Location: Animal Diseases Research
Title: Silencing of a putative immunophilin gene in the cattle tick Rhipicephalus (Boophilus) microplus increases the infection rate of Babesia bovis in larval progeny Authors
Submitted to: BioMed Central (BMC) Parasites and Vectors
Publication Type: Peer Reviewed Journal
Publication Acceptance Date: November 20, 2009
Publication Date: November 20, 2009
Repository URL: http://ddr.nal.usda.gov/dspace/bitstream/10113/40146/1/IND44347491.pdf
Citation: Bastos, R., Ueti, M.W., Guerrero, F., Knowles Jr, D.P., Scoles, G.A. 2009. Silencing of a putative immunophilin gene in the cattle tick Rhipicephalus (Boophilus) microplus increases the infection rate of Babesia bovis in larval progeny. BioMed Central (BMC) Vectors and Parasites. 2(1):57. Interpretive Summary: The cattle tick Rhipicephalus (Boophilus) microplus is involved in the transmission of the protozoan parasite that causes cattle tick fever, also known as bovine babesiosis. The ticks transmit the parasite transovarially; after feeding on an infected bovine host, female ticks produce infected offspring that transmit the parasite to the subsequent host. Very little is known about how the parasite interacts with its tick vector. Studies of tick genes that affect protozoan infection and the ability of the tick to feed and reproduce can help us to develop a better understanding of this interaction. In this study we used a molecular technique called RNA interference to silence the expression of selected tick genes that had been previously shown to increase their expression in response to tick infection. The silencing of two genes (Spi and Lpc) decreased the ability of the tick to feed and reproduce, but had no significant effect on infection of the larval progeny. However, silencing of another gene (Imnp) decreased the hatching rate and survival of the larval progeny. In a previous study, expression of Imnp increased in response to infection; in this experiment silencing this gene increased the number of larval progeny that were infected. Suggesting that this gene may be involved in the ability of the tick to resist infection with the parasite, thus playing a role in controlling the protozoan infection in tick ovaries and larvae progeny. It is hoped that this type of information will lead to new ways of controlling ticks and the parasites they transmit.

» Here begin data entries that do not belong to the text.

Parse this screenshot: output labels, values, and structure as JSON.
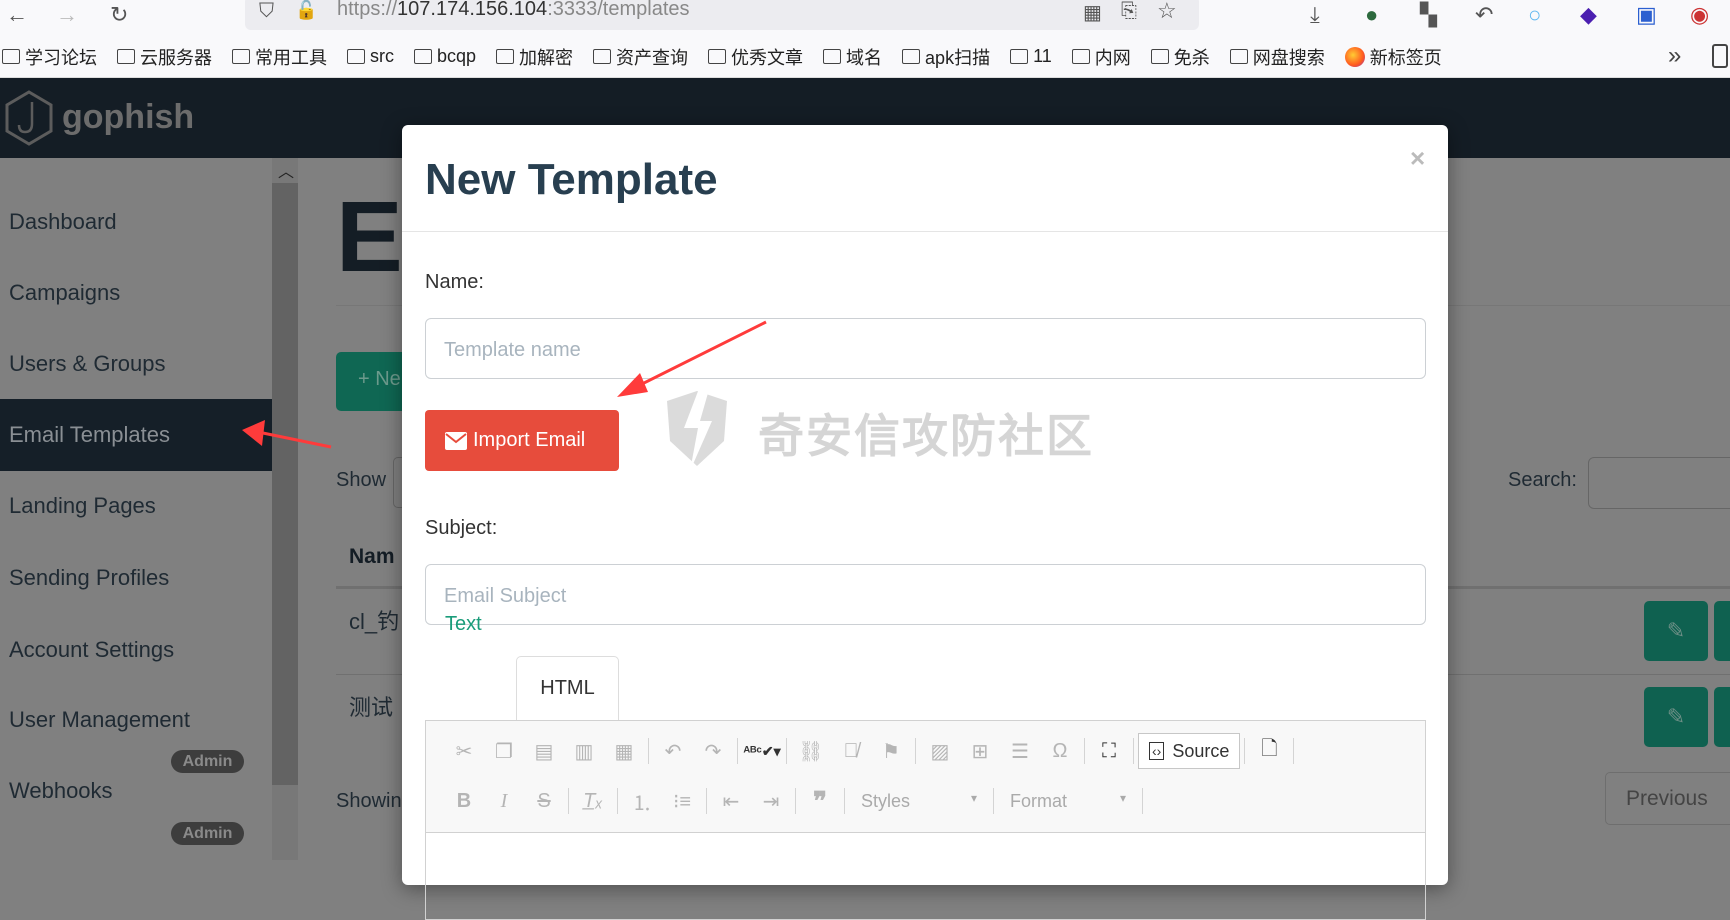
{
  "browser": {
    "url_prefix": "https://",
    "url_host": "107.174.156.104",
    "url_rest": ":3333/templates",
    "bookmarks": [
      "学习论坛",
      "云服务器",
      "常用工具",
      "src",
      "bcqp",
      "加解密",
      "资产查询",
      "优秀文章",
      "域名",
      "apk扫描",
      "11",
      "内网",
      "免杀",
      "网盘搜索",
      "新标签页"
    ],
    "overflow": "»"
  },
  "navbar": {
    "brand": "gophish"
  },
  "sidebar": {
    "items": [
      {
        "label": "Dashboard"
      },
      {
        "label": "Campaigns"
      },
      {
        "label": "Users & Groups"
      },
      {
        "label": "Email Templates",
        "active": true
      },
      {
        "label": "Landing Pages"
      },
      {
        "label": "Sending Profiles"
      },
      {
        "label": "Account Settings"
      },
      {
        "label": "User Management"
      },
      {
        "label": "Webhooks"
      }
    ],
    "badges": [
      "Admin",
      "Admin"
    ]
  },
  "main": {
    "title_visible": "Em",
    "new_button": "+ Ne",
    "show_label": "Show",
    "search_label": "Search:",
    "table_header": "Nam",
    "rows": [
      "cl_钓",
      "测试"
    ],
    "showing": "Showin",
    "previous": "Previous"
  },
  "modal": {
    "title": "New Template",
    "close": "×",
    "name_label": "Name:",
    "name_placeholder": "Template name",
    "import_button": "Import Email",
    "subject_label": "Subject:",
    "subject_placeholder": "Email Subject",
    "tabs": [
      "Text",
      "HTML"
    ],
    "active_tab": "HTML",
    "editor": {
      "source_label": "Source",
      "styles_label": "Styles",
      "format_label": "Format"
    }
  },
  "watermark": "奇安信攻防社区",
  "colors": {
    "navbar": "#141d25",
    "import_button": "#e74c3c",
    "accent_green": "#1a9c7a",
    "title": "#283f50",
    "annotation_arrow": "#ff3b3b"
  }
}
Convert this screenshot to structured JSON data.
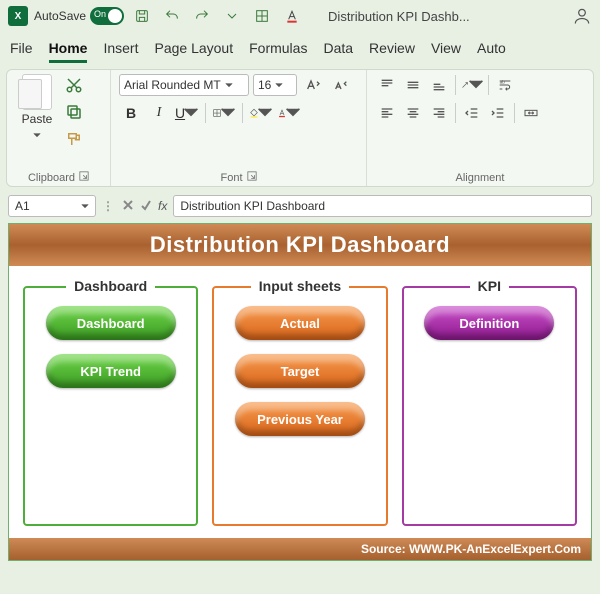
{
  "titlebar": {
    "app_glyph": "X",
    "autosave_label": "AutoSave",
    "autosave_state": "On",
    "doc_title": "Distribution KPI Dashb..."
  },
  "tabs": [
    "File",
    "Home",
    "Insert",
    "Page Layout",
    "Formulas",
    "Data",
    "Review",
    "View",
    "Auto"
  ],
  "active_tab_index": 1,
  "ribbon": {
    "clipboard": {
      "label": "Clipboard",
      "paste_label": "Paste"
    },
    "font": {
      "label": "Font",
      "family": "Arial Rounded MT",
      "size": "16",
      "bold": "B",
      "italic": "I",
      "underline": "U"
    },
    "alignment": {
      "label": "Alignment"
    }
  },
  "formula_bar": {
    "name_box": "A1",
    "fx_label": "fx",
    "content": "Distribution KPI Dashboard"
  },
  "sheet": {
    "banner": "Distribution KPI Dashboard",
    "groups": [
      {
        "title": "Dashboard",
        "color": "green",
        "buttons": [
          "Dashboard",
          "KPI Trend"
        ]
      },
      {
        "title": "Input sheets",
        "color": "orange",
        "buttons": [
          "Actual",
          "Target",
          "Previous Year"
        ]
      },
      {
        "title": "KPI",
        "color": "purple",
        "buttons": [
          "Definition"
        ]
      }
    ],
    "footer": "Source: WWW.PK-AnExcelExpert.Com"
  }
}
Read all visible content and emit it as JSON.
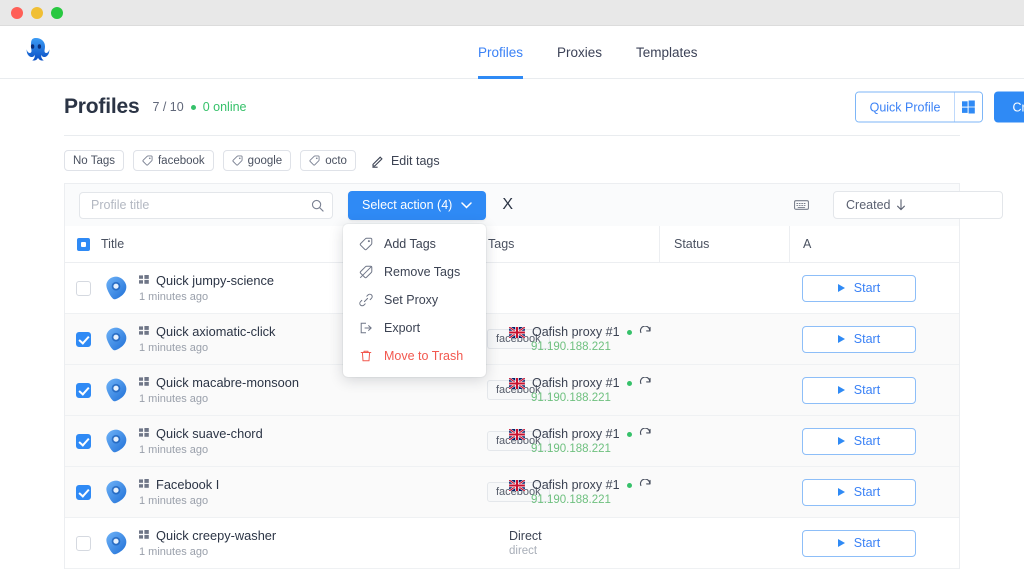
{
  "window": {
    "traffic_lights": [
      "close",
      "minimize",
      "maximize"
    ]
  },
  "header": {
    "logo_name": "octo-browser-logo",
    "nav": [
      {
        "label": "Profiles",
        "active": true
      },
      {
        "label": "Proxies",
        "active": false
      },
      {
        "label": "Templates",
        "active": false
      }
    ]
  },
  "page": {
    "title": "Profiles",
    "count": "7 / 10",
    "online": "0 online",
    "quick_profile_label": "Quick Profile",
    "quick_profile_os_icon": "windows-icon",
    "create_label": "Create"
  },
  "tag_filters": [
    {
      "label": "No Tags",
      "icon": null
    },
    {
      "label": "facebook",
      "icon": "tag-icon"
    },
    {
      "label": "google",
      "icon": "tag-icon"
    },
    {
      "label": "octo",
      "icon": "tag-icon"
    }
  ],
  "edit_tags": {
    "label": "Edit tags",
    "icon": "pencil-icon"
  },
  "toolbar": {
    "search_placeholder": "Profile title",
    "search_value": "",
    "search_icon": "search-icon",
    "select_action_label": "Select action (4)",
    "chevron_icon": "chevron-down-icon",
    "clear_label": "X",
    "keyboard_icon": "keyboard-icon",
    "sort_label": "Created",
    "sort_direction_icon": "arrow-down-icon"
  },
  "dropdown": {
    "open": true,
    "items": [
      {
        "label": "Add Tags",
        "icon": "tag-icon",
        "danger": false
      },
      {
        "label": "Remove Tags",
        "icon": "tag-off-icon",
        "danger": false
      },
      {
        "label": "Set Proxy",
        "icon": "link-icon",
        "danger": false
      },
      {
        "label": "Export",
        "icon": "export-icon",
        "danger": false
      },
      {
        "label": "Move to Trash",
        "icon": "trash-icon",
        "danger": true
      }
    ]
  },
  "table": {
    "select_all_state": "indeterminate",
    "columns": [
      {
        "key": "title",
        "label": "Title"
      },
      {
        "key": "tags",
        "label": "Tags"
      },
      {
        "key": "status",
        "label": "Status"
      },
      {
        "key": "actions",
        "label": "A"
      }
    ],
    "rows": [
      {
        "checked": false,
        "icon": "profile-avatar-icon",
        "grid_icon": "grid-dots-icon",
        "title": "Quick jumpy-science",
        "time": "1 minutes ago",
        "proxy": null,
        "tags": [],
        "status": "",
        "action_label": "Start",
        "action_icon": "play-icon"
      },
      {
        "checked": true,
        "icon": "profile-avatar-icon",
        "grid_icon": "grid-dots-icon",
        "title": "Quick axiomatic-click",
        "time": "1 minutes ago",
        "proxy": {
          "flag": "gb",
          "name": "Oafish proxy #1",
          "online": true,
          "refresh_icon": "refresh-icon",
          "ip": "91.190.188.221"
        },
        "tags": [
          "facebook"
        ],
        "status": "",
        "action_label": "Start",
        "action_icon": "play-icon"
      },
      {
        "checked": true,
        "icon": "profile-avatar-icon",
        "grid_icon": "grid-dots-icon",
        "title": "Quick macabre-monsoon",
        "time": "1 minutes ago",
        "proxy": {
          "flag": "gb",
          "name": "Oafish proxy #1",
          "online": true,
          "refresh_icon": "refresh-icon",
          "ip": "91.190.188.221"
        },
        "tags": [
          "facebook"
        ],
        "status": "",
        "action_label": "Start",
        "action_icon": "play-icon"
      },
      {
        "checked": true,
        "icon": "profile-avatar-icon",
        "grid_icon": "grid-dots-icon",
        "title": "Quick suave-chord",
        "time": "1 minutes ago",
        "proxy": {
          "flag": "gb",
          "name": "Oafish proxy #1",
          "online": true,
          "refresh_icon": "refresh-icon",
          "ip": "91.190.188.221"
        },
        "tags": [
          "facebook"
        ],
        "status": "",
        "action_label": "Start",
        "action_icon": "play-icon"
      },
      {
        "checked": true,
        "icon": "profile-avatar-icon",
        "grid_icon": "grid-dots-icon",
        "title": "Facebook I",
        "time": "1 minutes ago",
        "proxy": {
          "flag": "gb",
          "name": "Oafish proxy #1",
          "online": true,
          "refresh_icon": "refresh-icon",
          "ip": "91.190.188.221"
        },
        "tags": [
          "facebook"
        ],
        "status": "",
        "action_label": "Start",
        "action_icon": "play-icon"
      },
      {
        "checked": false,
        "icon": "profile-avatar-icon",
        "grid_icon": "grid-dots-icon",
        "title": "Quick creepy-washer",
        "time": "1 minutes ago",
        "proxy": {
          "flag": null,
          "name": "Direct",
          "online": false,
          "refresh_icon": null,
          "ip": "direct"
        },
        "tags": [],
        "status": "",
        "action_label": "Start",
        "action_icon": "play-icon"
      }
    ]
  },
  "colors": {
    "accent": "#2f8af5",
    "danger": "#f2584f",
    "online": "#36c16a",
    "ip_green": "#6ec07f"
  }
}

Technical Abstract: Background: The cattle tick Rhipicephalus (Boophilus) microplus is involved in the transmission of the protozoan Babesia bovis, the etiological agent of bovine babesiosis. Interactions between ticks and protozoa are poorly understood and the investigation of tick genes that affect tick fitness and protozoan infection can set the stage for dissecting the molecular interactions between the two species. Results: In this study, RNA interference was used to silence R. microplus genes that had been previously shown to be up-regulated in response to B. bovis infection. The silencing of a putative immunophilin gene (Imnp) in female ticks fed on a calf acutely infected with B. bovis decreased the hatching rate and survival of larval progeny. Interestingly, Imnp was up-regulated significantly in ovaries of R. microplus in response to B. bovis infection and its silencing in female ticks significantly increased the infection rate of the protozoan in larval progeny. The results also showed that the silencing of a putative Kunitz-type serine protease inhibitor (Spi) gene and a putative lipocalin (Lpc) gene decreased the fitness of R. microplus females, but had no significant effect on the infection rate of B. bovis in larval progeny. Conclusion: The silencing of the Imnp, Spi or Lpc genes decreased the fitness of R. microplus females fed on a calf during acute B. bovis infection. The Imnp gene data suggest that this putative immunophilin gene is involved in the defense system of R. microplus against B. bovis and may play a role in controlling the protozoan infection in tick ovaries and larvae progeny.